When I twigged the other week that the Olympic Stadium can now be seen clearly from Greenwich Park, I almost squealed with delight. It’s not immediately obvious, but if you look over to the right hand side, there it is, among all the other 2012 building sites. Seeing the giant thing from the A11 is one thing, but clocking it on your own doorstep is something else.
But that fine view’s going to be disfigured by something called the ArcelorMittal Orbit.
As ugly as its stupid sponsored name, this thing’s going to leer over the Olympic Park and get in the way of the fine views from this side of the river. I can’t help thinking of the rows two decades ago when Canary Wharf got approval and campaigners said it’d disfigure the Greenwich skyline. This isn’t much better.
Some £16m of the £19.1m cost will come from said sponsors (the steel magnates, not the chewing gum) – the other £3m comes from us. Great.
“Designed by artist Anish Kapoor and structural engineer Cecil Balmond, the 115 metre-tall red steel tower will dominate the east London landscape and become, it is hoped, a permanent visitor attraction for generations to come.” (more)

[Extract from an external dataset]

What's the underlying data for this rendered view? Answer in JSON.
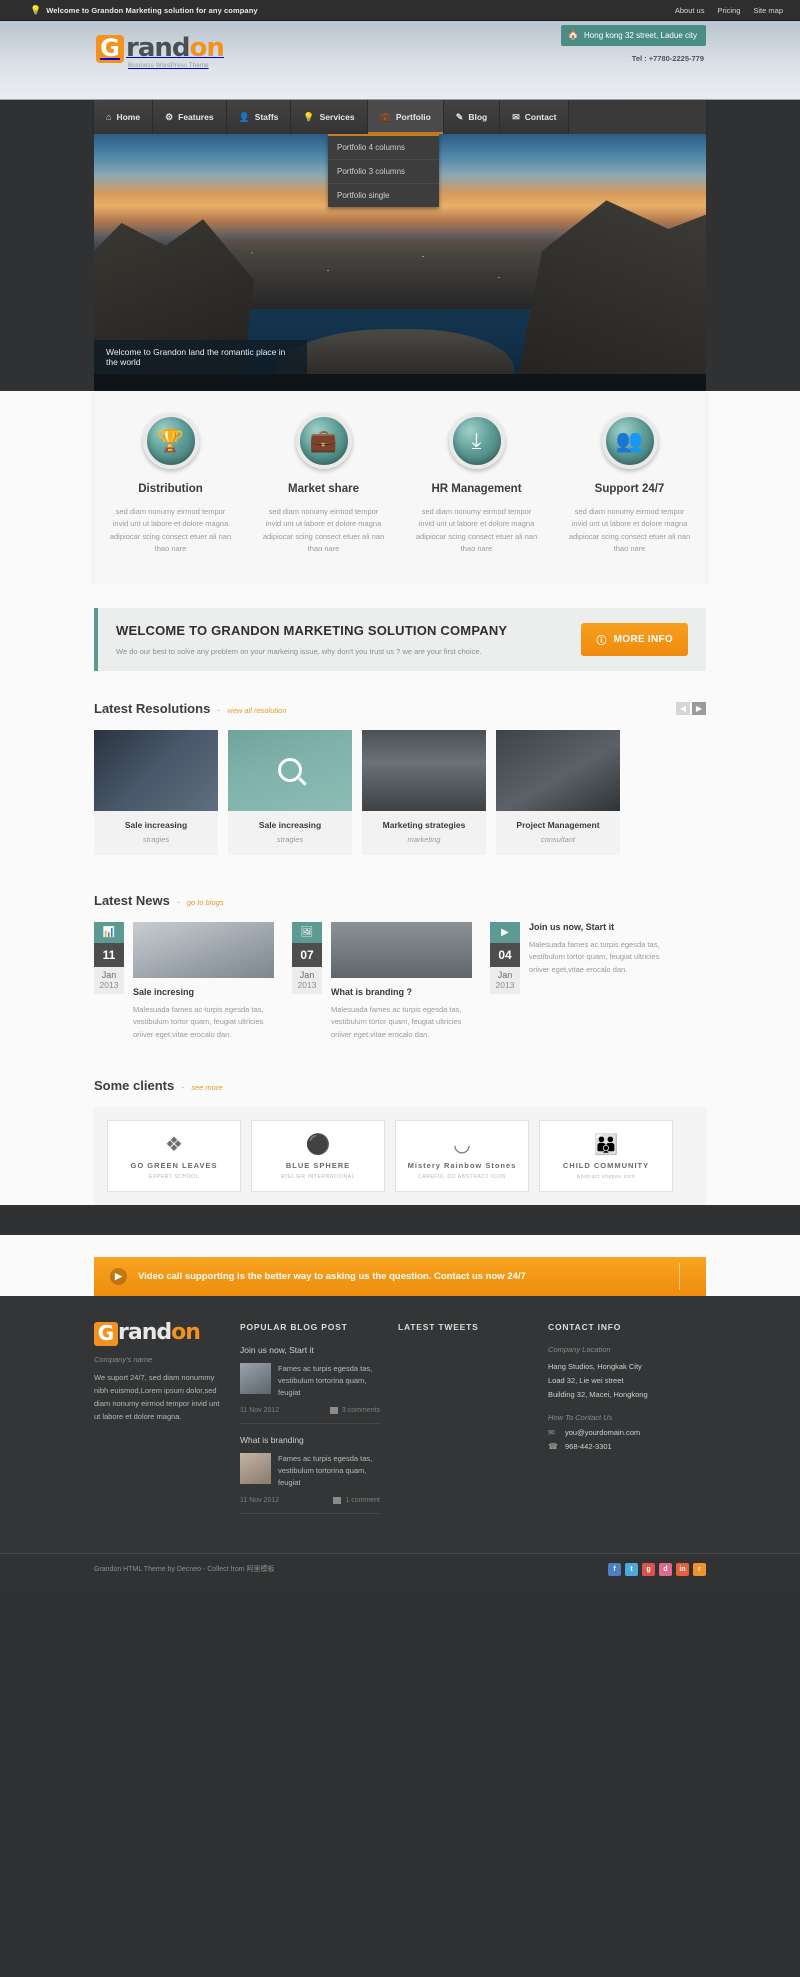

Maybe… maybe I’ll be wrong and in two years it’ll look awesome. But I doubt it. Red will make it look rusty. You can see enough steel on the skyline most days with all the cranes around – it’ll just get lost among construction sites. And it’s horrible curved shape makes it look a bit like a curled-up turd propped up with a stick. Or is it the mayor’s colon? What the bleedin’ heck is Boris thinking?
“Some may choose to think of it as a Colossus of Stratford, some eyes may detect a giant treble clef, a helter-skelter, a supersized mutant trombone. Some may even see the world’s biggest ever representation of a shisha pipe and call it the Hubble Bubble. But I know it is the ArcelorMittal Orbit and it represents the dynamism of a city coming out of recession, the embodiment of the cross-fertilisation of cultures and styles that makes London the world capital of arts and culture.”
Err…. no, I’ll stick with the colon, actually. But the last time someone tried to impose a poor man’s Eiffel Tower on London, it didn’t work – the cautionary tale of Watkin’s Folly, an attempt by railway magnate Edward Watkin to outdo the French and sell a few more tickets on the Metropolitan Line. Wembley Stadium now sits on the site. And finding a use for the Olympic Stadium itself is going to be fraught enough without worrying whether Boris’s Colon will still be bringing in the punters come 2013.
And is it me, or would this thing get slated if it was proposed for west London? But now it’s scheduled for Stratford, the east London proles will just have to learn to love it because it’ll be somehow “good” for them.
These things can hang around to haunt you too. As a man born in New York, Boris Johnson should also be familiar with one of the crumbling remnants of the 1964 World’s Fair at Flushing Meadows – the New York State Pavillion, barely touched for 46 years after the global expo shut its doors. If London’s 2012 adventure goes awry, will we want a bloody great big reminder of it on the skyline? I doubt it.
While I’m largely behind our 2012 adventure, seeing a photo of a grinning Boris with Tessa Jowell and a model of this thing made me wonder – do any of us get the chance to say if we want to look at this thing every day for the rest of our lives in south-east or east London? Boris’s Colon could well be the most glaring example yet of what happens when Olympic planners get to ride roughshod over what real communities think.
Unless, of course, you like it…